"If you look at market cap and GDP, the trend is clear that the balance of economic activity is moving, at least on a proportional basis, to the developing world," said Don Raymond, the board's chief investment strategist.
"We will broadly mirror that in both our active and passive portfolio activities."
The fund, which invests the money not needed by the Canadian Pension Plan to pay benefits, earned a 10.1 per cent return in its latest fiscal year compared with 6.6 per cent the previous year, while its assets grew by $21.7 billion from a year ago to $183.3 billion.
Of that growth, $16.2 billion came from investment income after operating costs, while another $5.5 billion came from contributions.
However, the fund fell $286 million short of its benchmark reference portfolio after factoring in operating expenses.
CPPIB president and chief executive Mark Wiseman said the fund's long-term investment strategy means yearly comparisons with the benchmark are not an accurate gauge of success.
He called the fund "extremely efficient," noting that its operating expenses make up 28.9 cents for every $100 of invested assets.
"In some years, we're going to exceed benchmark and in some years we'll be below benchmark, because our portfolio is different than that theoretical set of indices," Wiseman said.
"What we believe very strongly is that in the long term, over successive years, the investment portfolio will substantially outperform the benchmark."

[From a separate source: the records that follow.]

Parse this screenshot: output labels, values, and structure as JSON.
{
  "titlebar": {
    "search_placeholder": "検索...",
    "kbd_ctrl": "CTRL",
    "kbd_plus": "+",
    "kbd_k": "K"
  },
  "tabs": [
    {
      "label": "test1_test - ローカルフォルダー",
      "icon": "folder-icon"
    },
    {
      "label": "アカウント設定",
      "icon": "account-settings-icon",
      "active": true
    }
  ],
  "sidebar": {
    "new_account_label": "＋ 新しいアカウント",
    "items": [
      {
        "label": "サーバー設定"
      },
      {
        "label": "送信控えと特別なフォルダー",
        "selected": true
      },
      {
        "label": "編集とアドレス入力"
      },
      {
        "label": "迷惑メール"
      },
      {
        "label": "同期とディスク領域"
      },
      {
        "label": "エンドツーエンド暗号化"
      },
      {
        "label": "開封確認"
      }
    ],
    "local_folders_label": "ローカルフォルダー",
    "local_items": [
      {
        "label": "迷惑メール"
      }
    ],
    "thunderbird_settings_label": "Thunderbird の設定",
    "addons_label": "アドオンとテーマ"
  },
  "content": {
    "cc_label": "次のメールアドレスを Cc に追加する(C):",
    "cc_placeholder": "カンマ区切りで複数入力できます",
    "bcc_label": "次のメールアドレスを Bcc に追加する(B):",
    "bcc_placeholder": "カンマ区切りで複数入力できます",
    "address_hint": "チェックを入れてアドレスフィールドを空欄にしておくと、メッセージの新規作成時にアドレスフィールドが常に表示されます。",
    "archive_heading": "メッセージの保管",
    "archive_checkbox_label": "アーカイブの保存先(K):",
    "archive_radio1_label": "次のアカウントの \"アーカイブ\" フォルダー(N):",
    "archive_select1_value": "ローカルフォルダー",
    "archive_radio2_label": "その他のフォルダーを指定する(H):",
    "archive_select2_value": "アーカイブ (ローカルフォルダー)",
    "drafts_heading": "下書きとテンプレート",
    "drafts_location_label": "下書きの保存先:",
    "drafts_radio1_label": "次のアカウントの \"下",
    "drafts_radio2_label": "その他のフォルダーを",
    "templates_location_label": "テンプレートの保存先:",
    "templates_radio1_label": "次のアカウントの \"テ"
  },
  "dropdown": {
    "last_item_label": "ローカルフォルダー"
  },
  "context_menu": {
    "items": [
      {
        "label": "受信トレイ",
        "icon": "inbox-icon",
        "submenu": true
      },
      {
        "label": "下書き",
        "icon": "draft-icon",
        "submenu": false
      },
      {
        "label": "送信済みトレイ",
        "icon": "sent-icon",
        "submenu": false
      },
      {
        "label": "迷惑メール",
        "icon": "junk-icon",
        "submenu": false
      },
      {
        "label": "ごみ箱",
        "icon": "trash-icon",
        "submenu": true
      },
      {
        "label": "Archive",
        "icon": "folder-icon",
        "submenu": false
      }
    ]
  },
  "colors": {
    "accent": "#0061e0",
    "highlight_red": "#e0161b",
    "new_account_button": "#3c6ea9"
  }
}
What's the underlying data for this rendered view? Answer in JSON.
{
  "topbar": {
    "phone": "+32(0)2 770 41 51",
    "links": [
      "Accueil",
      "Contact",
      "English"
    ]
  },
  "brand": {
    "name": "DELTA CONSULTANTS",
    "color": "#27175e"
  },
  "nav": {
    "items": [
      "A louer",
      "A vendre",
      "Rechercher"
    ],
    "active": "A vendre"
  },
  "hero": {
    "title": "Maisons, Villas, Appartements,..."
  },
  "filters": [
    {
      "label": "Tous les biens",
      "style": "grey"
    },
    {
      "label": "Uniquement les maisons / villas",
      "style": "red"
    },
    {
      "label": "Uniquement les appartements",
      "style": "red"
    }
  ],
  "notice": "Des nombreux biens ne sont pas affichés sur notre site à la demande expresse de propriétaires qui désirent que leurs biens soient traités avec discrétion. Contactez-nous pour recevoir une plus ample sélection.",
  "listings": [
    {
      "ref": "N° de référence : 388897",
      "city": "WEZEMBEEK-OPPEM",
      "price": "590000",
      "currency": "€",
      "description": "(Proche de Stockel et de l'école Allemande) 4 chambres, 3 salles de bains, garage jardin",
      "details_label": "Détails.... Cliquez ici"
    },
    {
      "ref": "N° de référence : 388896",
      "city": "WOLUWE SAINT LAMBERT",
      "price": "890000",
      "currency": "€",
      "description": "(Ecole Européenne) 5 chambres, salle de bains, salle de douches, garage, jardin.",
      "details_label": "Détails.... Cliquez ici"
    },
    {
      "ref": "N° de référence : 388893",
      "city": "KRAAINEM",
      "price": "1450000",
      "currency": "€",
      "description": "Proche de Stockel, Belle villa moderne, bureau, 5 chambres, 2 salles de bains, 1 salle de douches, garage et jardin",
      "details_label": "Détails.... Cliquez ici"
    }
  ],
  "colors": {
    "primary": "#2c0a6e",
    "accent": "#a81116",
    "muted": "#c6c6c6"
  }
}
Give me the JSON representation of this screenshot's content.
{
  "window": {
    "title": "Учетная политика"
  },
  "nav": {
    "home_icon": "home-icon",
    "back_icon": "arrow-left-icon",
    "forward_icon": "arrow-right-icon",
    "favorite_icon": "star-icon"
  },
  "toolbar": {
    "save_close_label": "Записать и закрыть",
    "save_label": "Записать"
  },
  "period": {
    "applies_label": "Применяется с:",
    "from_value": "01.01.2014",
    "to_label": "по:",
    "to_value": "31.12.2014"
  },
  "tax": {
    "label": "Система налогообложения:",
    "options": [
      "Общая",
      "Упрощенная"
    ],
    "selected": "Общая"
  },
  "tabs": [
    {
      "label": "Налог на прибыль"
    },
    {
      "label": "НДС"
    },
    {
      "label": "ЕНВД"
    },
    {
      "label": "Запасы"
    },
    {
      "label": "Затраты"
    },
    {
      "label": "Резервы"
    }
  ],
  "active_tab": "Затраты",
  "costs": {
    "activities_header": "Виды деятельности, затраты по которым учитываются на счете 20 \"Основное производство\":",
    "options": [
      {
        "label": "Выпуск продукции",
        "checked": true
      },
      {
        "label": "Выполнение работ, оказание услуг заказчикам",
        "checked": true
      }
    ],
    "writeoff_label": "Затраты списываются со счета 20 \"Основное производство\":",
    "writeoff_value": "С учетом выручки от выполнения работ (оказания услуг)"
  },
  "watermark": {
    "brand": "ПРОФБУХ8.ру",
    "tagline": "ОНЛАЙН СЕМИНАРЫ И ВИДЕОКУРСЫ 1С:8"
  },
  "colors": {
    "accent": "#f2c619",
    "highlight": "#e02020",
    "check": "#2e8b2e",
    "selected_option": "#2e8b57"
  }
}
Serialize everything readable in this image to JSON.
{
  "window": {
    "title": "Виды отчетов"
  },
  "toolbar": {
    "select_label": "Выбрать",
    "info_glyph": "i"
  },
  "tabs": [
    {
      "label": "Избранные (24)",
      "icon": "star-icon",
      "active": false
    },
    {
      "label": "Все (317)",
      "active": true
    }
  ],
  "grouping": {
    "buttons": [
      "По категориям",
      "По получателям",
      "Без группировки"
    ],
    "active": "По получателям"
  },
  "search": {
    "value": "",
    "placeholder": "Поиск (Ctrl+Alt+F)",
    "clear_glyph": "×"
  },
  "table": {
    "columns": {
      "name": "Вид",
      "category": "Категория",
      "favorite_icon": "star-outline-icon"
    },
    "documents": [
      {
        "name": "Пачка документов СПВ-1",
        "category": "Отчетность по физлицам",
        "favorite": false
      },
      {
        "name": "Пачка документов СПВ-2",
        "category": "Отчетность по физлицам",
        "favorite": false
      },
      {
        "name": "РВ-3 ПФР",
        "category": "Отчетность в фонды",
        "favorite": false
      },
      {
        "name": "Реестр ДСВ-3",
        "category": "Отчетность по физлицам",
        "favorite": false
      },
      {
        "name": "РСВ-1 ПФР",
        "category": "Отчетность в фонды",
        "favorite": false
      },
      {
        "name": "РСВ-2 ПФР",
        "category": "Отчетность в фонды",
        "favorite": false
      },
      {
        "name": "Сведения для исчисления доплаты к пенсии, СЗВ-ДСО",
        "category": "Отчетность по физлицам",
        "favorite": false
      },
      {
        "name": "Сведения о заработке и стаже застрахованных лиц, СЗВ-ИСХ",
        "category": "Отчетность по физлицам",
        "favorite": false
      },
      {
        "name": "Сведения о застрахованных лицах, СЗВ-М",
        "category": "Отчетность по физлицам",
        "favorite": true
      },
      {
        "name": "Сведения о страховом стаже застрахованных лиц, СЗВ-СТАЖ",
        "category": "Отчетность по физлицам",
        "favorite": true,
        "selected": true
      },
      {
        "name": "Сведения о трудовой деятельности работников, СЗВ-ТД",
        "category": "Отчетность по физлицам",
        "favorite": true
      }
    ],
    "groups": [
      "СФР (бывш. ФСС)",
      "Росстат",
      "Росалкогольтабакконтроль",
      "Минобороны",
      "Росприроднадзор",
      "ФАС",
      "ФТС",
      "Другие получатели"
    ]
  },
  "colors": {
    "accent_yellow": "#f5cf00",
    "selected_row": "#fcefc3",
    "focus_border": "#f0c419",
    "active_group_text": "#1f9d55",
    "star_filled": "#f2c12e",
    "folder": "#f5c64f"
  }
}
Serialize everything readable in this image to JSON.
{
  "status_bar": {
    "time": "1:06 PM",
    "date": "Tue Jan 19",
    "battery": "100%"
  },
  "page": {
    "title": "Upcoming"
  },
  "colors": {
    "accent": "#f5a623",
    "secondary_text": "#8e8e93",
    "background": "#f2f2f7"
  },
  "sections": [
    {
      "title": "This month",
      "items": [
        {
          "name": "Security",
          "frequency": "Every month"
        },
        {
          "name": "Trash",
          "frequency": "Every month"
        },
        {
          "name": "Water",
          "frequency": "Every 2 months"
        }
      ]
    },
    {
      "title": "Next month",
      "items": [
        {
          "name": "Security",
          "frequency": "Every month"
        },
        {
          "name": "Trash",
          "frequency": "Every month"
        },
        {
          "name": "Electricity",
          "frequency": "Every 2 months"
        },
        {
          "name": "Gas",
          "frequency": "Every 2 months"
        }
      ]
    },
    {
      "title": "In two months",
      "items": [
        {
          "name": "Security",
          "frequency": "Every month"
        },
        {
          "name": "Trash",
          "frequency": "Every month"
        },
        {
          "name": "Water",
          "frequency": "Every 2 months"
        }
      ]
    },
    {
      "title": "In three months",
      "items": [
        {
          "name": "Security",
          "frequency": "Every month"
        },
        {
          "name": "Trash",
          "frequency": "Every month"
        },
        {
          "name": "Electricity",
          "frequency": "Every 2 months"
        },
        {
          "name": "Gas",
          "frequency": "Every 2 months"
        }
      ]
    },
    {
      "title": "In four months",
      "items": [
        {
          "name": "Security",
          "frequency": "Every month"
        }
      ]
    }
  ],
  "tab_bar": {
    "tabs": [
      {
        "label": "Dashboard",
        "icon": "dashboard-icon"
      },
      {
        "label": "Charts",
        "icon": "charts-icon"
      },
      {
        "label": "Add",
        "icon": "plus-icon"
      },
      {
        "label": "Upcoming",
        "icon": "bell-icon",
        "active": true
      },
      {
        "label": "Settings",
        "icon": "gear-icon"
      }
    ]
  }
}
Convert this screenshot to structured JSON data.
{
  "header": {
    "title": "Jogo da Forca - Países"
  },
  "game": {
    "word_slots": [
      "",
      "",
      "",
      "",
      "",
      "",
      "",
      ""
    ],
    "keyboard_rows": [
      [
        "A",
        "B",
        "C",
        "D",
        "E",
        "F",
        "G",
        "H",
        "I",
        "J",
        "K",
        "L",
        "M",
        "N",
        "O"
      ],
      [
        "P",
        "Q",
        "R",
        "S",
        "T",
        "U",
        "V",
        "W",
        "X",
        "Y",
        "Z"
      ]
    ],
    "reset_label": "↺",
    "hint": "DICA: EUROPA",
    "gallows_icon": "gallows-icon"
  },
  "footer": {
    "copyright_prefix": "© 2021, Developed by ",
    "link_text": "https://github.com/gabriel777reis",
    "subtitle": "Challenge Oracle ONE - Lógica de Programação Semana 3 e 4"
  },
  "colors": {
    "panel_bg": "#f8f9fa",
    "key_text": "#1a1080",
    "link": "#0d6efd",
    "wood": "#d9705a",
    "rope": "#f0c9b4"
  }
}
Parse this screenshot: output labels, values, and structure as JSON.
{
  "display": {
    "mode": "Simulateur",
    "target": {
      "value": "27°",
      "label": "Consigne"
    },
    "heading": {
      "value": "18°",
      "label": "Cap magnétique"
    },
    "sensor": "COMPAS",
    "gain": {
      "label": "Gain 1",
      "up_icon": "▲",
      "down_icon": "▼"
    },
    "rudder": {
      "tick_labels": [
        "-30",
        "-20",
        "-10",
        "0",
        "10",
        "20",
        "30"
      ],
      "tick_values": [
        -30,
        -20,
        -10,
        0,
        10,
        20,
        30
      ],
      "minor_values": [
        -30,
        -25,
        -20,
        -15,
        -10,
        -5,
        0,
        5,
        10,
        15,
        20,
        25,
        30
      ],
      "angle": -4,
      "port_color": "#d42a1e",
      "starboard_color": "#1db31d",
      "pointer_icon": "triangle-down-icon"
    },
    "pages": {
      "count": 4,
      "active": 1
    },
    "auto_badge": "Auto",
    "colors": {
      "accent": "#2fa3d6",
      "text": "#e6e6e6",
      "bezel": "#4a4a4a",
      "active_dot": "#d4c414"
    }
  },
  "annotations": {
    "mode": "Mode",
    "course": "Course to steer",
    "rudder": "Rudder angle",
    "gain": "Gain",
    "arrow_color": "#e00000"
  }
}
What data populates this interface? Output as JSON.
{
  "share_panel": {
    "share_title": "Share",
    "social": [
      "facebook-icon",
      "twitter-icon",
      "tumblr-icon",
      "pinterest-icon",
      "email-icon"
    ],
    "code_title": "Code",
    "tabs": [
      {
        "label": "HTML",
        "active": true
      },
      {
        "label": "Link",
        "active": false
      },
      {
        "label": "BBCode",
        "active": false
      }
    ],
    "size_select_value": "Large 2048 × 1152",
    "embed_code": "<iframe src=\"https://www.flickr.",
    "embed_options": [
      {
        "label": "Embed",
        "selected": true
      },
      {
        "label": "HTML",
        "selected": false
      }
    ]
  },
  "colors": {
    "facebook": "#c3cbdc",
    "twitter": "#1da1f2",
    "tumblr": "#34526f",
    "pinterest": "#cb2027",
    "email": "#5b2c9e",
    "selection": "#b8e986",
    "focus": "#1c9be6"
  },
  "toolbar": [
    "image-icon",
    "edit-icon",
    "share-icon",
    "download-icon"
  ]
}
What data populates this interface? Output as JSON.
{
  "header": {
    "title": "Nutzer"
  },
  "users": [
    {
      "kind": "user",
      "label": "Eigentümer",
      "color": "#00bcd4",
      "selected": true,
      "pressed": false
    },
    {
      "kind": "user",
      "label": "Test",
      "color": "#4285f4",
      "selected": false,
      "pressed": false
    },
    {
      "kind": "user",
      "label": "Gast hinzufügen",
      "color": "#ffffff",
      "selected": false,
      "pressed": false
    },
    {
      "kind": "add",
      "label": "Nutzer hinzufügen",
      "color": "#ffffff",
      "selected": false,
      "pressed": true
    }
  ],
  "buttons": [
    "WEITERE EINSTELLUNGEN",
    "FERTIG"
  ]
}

Wiseman said CPPIB will be growing its Hong Kong and London offices as it works to build networks in challenging foreign markets, where it can be tough to identify good investment opportunities.
"We're not 'hot money,' which means that we can take our time and build our experiences in a market and have a stick-with-it-ness that other investors don't have," he said.
"What we're doing is really gaining experience and building our capabilities on the ground so that we can develop the right type of partners, the right type of relationships in those markets."
Currently, CPPIB has less than seven per cent of its assets in emerging economies, even as 63 per cent of its assets are invested internationally.
Earlier this month, the board teamed up with GE Capital Real Estate to invest a total of US$403 million in office buildings in Tokyo.
The Canadian fund will hold 49 per cent, while GE Capital Real Estate will own 51 per cent in the joint venture.
CPPIB completed 36 deals over $200 million each in the fiscal year ended March 31, including a financing deal with Formula One Group, the company behind F1 auto racing, and a joint venture to expand its real estate holdings in Brazil.